HANOVER, NY – It has been about three weeks since the town of Hanover began using the energy of the sun to power their town hall.
Solar panels were recently installed on the roof of Hanover Town Hall. The town’s solar-energy system has been fully operational for just three weeks, and already it has produced approximately 3,000 kilowatt-hours.
“When the system was originally designed and presented to us,” said Town Supervisor Katherine Tampio, standing in her town hall office, “it was projected to produce half the electricity for this building over the course of a year. So, we expect to see a reduction in our electric bill.”
The 25-kilowatt-output system, which Solar Liberty – a Buffalo-based renewable energy company – installed, are projected to cut electric costs at town hall in half, Tampio said.
The town expects to save approximately $3,495 on their annual electric bill of approximately $6,744, according to estimates Hanover received from Solar Liberty
At a meeting Wednesday morning in Tampio’s office, Nathan Rizzo, co-founder of Solar Liberty, told town officials to expect an average output of about 20 kilowatts on a warm, sunny day – like it was Wednesday – when the solar panels are in direct sunlight.
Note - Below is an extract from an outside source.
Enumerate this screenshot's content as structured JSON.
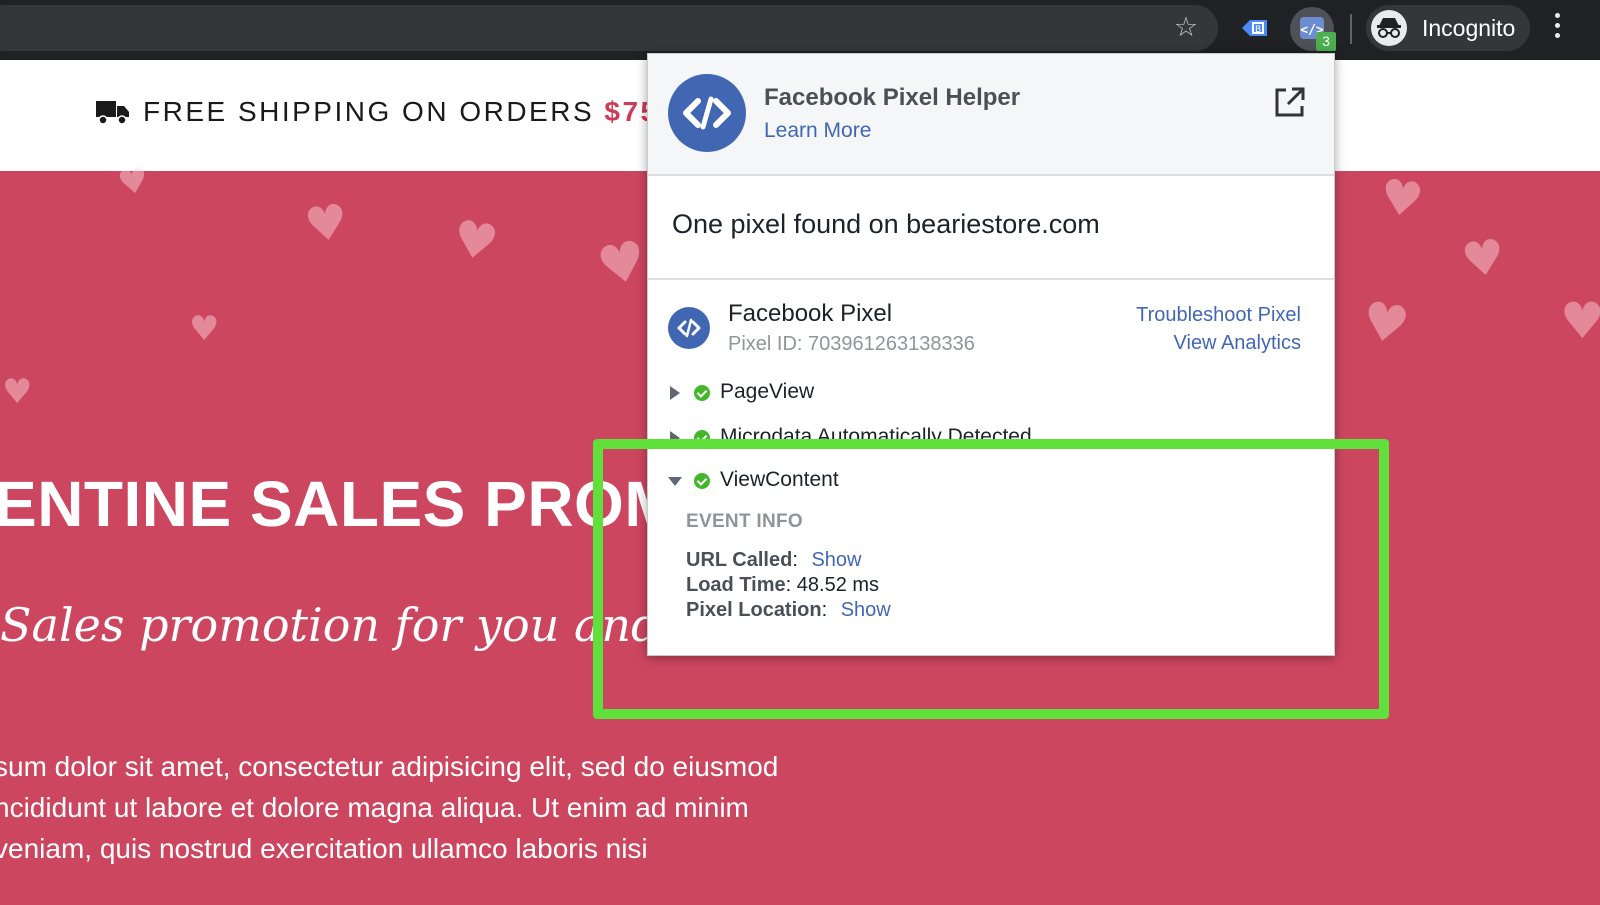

“Everything is running how it should be,” Rizzo said, about the solar-energy system. He added later, “They’re offsetting their electric usage, and they’re also showing to their residents that solar is a viable option in comparison to utility power.”
The total cost of the solar panel project was $149,943, but the New York State Energy Research and Development Authority, or NYSERDA, contributed $125,000. That made the town’s local share $24,943.
“We had that money reserved and earmarked for that in last year’s budget,” Tampio said.
It was initially estimated that it will take about 8 years for the energy cost savings to equal, or be greater than, the town’s local share of the project cost.
“But I’m suggesting, with the way the system is running, that it might be shorter than that,” Tampio said. She called the 8-year payoff period a “conservative estimate.”
Solar Liberty originally estimated the solar panels would produce about 27,613 kilowatt-hours annually. But after 3,000 kilowatt-hours were produced in the first three weeks the system has been online, Tampio’s prediction of a shorter payback period may be accurate.
The energy company said Wednesday the payback period may be closer to 6 years.
“It does have a reasonable payback time,” Rizzo said, explaining part of the appeal of municipal solar projects. “They will be saving tax dollars, while also producing a clean form of energy right on their site.”
After he outlined the solar system’s specifics at the meeting, Rizzo led the group of town officials – including Tampio, Councilman Kevin O’Connell, Water Department Supervisor Harold Anger and Town Clerk Janine Salzman – outside to show them how to monitor output and electrical production.
The easy-to-read LCD screen on the system inverter reported the output to be about 17 kilowatts under the late morning sun.
“You don’t have to be a scientist to go out there, read that meter and know that your system is producing power,” Tampio said.
Rizzo also explained some of the simple system maintenance that will need to be done periodically.
“You don’t have to worry about every little component part on it,” Anger said, expressing his relief that the system is easy to maintain. “With anything – whether it’s the sewer plant or the highway or whatever – you’re constantly doing maintenance on it. This makes our job a lot easier.”
The solar system will continue to be under warranty for a number of years, so the installer will deal with any major problems that arise.
Hanover isn’t quite on the cutting edge of alternative energy production in Chautauqua County, but they are one of the first municipalities in the county to complete a solar-panel project.
“My hope is that it catches on and people see that it’s a very good investment,” Tampio said. “That’s why I had Nathan (Rizzo) present at our supervisors and mayors meeting – to familiarize other townships and villages with their product and what we can gain from it.”
Solar Liberty said the system will offset the building’s carbon footprint by 476 tons of carbon dioxide. This is the equivalent of planting a forest of 19,000 trees or removing 865,000 miles of automobile traffic from the roads, the company estimated.
The town’s interest in pursuing renewable sources of energy doesn’t stop at solar. Depending on costs and available incentives, Hanover would consider wind-energy systems.
“We’re open to anything. The issue would be cost and our budget concerns for the year,” Tampio said. She continued, asking one of the main questions the town would want answered, “What incentives are available for wind systems?”
It comes down to saving money. If an idea or project will save tax dollars, then it’s something that should be explored, Tampio said.
By John Mackowiak